[Element data from apps and pages]
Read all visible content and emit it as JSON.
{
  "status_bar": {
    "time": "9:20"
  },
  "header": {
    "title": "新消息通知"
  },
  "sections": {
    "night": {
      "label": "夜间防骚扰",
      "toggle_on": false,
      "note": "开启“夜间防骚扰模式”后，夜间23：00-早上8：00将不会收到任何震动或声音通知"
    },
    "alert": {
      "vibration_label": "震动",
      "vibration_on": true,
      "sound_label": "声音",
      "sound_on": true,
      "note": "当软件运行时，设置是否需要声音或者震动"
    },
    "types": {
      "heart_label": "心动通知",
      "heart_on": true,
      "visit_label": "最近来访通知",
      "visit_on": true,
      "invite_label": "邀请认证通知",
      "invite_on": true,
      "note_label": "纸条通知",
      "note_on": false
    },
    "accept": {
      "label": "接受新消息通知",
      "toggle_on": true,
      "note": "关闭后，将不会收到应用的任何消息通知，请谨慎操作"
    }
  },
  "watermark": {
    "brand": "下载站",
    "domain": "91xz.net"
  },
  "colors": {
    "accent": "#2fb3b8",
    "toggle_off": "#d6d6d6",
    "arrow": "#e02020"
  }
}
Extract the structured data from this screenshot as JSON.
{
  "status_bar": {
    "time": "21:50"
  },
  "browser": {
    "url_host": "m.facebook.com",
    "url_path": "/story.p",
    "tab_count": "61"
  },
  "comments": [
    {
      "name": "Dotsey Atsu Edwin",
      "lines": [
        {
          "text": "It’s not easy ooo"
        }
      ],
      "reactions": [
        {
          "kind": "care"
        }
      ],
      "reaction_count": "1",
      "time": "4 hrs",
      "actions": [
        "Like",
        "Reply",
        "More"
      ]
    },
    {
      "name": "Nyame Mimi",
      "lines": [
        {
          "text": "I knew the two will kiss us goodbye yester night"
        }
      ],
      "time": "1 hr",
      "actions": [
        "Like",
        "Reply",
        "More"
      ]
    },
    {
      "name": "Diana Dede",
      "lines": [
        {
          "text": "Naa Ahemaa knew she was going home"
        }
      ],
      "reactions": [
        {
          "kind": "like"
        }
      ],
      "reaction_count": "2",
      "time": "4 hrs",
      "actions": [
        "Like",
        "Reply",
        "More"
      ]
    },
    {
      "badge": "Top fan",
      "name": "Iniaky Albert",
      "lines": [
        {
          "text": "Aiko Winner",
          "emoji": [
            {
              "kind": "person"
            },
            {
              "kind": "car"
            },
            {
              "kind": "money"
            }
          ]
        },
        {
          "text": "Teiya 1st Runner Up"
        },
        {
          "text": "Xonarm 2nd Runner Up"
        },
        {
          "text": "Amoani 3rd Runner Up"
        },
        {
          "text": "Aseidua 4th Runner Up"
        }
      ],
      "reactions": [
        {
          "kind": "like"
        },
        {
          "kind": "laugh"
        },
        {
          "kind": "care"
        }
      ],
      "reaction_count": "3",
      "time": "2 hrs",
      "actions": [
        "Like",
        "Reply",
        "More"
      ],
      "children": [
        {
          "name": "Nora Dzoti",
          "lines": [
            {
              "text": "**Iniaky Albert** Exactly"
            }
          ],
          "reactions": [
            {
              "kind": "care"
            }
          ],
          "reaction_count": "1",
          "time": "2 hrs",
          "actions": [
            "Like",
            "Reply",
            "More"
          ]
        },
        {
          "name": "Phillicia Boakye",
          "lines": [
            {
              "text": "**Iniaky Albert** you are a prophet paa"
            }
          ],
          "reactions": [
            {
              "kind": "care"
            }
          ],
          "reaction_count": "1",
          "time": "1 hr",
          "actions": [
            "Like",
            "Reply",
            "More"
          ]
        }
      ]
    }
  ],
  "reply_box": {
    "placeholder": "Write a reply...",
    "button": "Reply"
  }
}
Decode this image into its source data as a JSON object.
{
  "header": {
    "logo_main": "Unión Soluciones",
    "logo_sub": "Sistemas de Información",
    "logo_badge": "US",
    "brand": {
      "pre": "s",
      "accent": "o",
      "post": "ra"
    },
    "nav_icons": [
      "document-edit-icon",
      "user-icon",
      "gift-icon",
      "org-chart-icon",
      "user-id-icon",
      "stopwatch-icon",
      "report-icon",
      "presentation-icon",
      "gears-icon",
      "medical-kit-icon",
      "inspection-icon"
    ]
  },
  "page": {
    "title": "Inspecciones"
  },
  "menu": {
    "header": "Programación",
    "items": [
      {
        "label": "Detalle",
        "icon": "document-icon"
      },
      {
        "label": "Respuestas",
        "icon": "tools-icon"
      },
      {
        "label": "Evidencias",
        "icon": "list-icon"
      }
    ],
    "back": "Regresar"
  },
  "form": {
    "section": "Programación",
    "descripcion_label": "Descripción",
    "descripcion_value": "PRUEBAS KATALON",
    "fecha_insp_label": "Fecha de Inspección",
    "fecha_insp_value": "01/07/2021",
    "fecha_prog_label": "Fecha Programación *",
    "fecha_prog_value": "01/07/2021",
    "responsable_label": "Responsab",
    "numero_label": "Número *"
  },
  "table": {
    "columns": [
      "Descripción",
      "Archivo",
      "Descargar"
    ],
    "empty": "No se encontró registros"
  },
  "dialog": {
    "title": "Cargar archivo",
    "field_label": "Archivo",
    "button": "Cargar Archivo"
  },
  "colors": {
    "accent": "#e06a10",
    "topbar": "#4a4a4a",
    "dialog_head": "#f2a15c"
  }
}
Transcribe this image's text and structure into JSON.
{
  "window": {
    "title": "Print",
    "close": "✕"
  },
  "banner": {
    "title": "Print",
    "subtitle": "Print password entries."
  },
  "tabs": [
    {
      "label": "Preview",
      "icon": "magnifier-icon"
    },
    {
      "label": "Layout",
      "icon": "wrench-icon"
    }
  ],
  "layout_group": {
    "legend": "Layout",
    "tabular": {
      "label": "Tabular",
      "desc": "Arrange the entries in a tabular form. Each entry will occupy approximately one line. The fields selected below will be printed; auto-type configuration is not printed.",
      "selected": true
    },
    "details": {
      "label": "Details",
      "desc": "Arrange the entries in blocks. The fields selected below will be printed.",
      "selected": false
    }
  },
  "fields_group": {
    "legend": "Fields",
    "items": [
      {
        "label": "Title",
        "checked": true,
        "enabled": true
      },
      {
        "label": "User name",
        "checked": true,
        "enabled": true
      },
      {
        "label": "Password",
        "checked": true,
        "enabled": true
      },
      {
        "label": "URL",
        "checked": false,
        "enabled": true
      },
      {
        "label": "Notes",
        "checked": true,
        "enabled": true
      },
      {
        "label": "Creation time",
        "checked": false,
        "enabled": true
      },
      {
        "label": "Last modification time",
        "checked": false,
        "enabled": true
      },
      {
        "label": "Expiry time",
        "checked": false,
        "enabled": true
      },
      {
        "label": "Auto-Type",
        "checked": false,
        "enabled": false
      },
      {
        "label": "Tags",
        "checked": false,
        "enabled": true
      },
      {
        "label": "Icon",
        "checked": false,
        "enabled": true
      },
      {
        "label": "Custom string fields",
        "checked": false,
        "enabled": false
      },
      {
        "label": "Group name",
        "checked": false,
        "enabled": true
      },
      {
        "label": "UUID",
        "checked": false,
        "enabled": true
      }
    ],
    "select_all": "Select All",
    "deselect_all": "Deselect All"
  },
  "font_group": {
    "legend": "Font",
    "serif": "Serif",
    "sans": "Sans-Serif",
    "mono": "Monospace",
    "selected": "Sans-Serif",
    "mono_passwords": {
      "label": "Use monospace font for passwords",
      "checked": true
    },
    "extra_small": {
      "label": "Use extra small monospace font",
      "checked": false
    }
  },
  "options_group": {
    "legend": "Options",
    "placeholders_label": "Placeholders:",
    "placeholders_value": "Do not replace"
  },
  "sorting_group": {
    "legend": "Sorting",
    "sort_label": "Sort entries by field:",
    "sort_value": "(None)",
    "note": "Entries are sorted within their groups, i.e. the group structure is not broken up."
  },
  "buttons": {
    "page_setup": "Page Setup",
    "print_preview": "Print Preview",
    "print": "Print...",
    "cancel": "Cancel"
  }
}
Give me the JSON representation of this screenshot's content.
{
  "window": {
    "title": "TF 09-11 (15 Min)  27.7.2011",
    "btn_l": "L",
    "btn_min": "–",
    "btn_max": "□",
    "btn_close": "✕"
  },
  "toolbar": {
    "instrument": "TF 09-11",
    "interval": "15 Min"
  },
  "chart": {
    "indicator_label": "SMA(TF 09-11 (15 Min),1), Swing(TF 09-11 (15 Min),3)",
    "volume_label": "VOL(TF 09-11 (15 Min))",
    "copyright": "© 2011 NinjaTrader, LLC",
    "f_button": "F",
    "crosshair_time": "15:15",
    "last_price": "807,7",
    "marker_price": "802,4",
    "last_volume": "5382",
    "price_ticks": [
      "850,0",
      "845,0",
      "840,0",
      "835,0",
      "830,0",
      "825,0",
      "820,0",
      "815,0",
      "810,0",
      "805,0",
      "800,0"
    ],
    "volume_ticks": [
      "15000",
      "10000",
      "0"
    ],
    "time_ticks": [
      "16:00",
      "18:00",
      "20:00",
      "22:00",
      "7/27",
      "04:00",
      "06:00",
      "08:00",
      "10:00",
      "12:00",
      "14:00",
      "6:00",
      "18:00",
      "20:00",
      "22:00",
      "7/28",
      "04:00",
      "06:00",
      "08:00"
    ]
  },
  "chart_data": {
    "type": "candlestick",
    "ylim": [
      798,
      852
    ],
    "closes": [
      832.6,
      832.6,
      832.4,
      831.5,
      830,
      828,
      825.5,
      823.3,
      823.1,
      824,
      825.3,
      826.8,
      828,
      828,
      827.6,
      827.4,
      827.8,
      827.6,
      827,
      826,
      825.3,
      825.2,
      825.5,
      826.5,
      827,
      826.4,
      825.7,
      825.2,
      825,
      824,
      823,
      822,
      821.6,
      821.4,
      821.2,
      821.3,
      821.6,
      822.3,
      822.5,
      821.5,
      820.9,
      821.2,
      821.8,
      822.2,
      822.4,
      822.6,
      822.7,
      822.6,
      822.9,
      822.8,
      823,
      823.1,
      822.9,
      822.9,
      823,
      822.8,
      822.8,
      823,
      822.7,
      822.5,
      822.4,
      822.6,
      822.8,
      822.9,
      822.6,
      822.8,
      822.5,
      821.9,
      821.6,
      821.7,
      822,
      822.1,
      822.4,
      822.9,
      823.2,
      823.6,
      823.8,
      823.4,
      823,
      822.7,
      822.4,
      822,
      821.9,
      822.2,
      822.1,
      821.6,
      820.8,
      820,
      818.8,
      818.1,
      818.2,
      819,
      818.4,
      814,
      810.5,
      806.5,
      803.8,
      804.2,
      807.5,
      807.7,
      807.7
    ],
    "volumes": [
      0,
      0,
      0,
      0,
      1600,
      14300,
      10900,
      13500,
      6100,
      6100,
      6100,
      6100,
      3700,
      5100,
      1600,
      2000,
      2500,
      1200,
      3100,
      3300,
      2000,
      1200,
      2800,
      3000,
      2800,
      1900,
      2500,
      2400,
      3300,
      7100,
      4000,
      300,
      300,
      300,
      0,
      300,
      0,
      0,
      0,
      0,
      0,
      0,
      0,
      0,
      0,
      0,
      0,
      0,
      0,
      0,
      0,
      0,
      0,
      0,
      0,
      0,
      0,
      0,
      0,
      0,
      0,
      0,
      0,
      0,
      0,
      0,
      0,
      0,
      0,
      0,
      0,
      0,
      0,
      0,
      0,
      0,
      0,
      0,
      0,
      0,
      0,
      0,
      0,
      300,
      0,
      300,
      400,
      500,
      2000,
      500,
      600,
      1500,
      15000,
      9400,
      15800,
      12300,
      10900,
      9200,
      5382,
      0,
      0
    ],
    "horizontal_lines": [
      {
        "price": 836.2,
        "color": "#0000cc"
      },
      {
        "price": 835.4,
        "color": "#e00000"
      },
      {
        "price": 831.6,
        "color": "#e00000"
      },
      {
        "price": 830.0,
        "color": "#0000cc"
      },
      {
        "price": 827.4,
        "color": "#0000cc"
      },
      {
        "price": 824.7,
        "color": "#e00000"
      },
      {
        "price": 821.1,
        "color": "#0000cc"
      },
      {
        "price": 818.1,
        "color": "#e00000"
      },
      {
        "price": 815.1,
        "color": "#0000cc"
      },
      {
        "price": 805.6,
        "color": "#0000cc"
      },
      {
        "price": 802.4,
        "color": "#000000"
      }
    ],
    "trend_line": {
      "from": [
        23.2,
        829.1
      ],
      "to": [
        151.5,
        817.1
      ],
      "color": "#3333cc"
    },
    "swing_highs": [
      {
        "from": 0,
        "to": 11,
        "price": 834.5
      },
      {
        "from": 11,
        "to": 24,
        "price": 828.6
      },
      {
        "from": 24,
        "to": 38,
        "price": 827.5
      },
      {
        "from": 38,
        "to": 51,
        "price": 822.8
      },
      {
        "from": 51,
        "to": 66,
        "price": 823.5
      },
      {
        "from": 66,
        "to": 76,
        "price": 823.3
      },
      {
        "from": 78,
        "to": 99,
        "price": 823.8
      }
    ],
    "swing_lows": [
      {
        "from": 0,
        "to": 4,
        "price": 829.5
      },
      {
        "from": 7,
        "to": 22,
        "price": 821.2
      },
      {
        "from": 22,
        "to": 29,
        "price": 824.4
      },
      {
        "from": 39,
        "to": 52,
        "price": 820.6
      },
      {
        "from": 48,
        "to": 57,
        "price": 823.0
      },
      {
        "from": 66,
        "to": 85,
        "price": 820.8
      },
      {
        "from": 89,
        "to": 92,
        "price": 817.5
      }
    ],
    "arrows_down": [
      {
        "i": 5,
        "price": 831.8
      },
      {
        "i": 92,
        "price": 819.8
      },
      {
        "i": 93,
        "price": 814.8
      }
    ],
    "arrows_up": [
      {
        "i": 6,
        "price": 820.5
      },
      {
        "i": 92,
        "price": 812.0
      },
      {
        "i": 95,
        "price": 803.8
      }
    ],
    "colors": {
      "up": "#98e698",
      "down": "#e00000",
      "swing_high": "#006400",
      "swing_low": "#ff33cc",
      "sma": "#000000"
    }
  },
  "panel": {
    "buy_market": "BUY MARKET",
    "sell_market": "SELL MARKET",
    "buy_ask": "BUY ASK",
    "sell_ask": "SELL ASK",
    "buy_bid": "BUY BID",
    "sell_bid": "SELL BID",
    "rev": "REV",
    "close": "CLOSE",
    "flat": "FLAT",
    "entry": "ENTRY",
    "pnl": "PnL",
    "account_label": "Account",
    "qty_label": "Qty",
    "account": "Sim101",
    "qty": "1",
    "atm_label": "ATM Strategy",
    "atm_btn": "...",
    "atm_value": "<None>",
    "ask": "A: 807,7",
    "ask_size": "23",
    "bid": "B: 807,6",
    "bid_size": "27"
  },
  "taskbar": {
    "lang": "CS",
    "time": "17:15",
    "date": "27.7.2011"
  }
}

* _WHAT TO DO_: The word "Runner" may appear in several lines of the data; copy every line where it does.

* _EXPECTED ANSWER_:
          "text": "Teiya 1st Runner Up"
          "text": "Xonarm 2nd Runner Up"
          "text": "Amoani 3rd Runner Up"
          "text": "Aseidua 4th Runner Up"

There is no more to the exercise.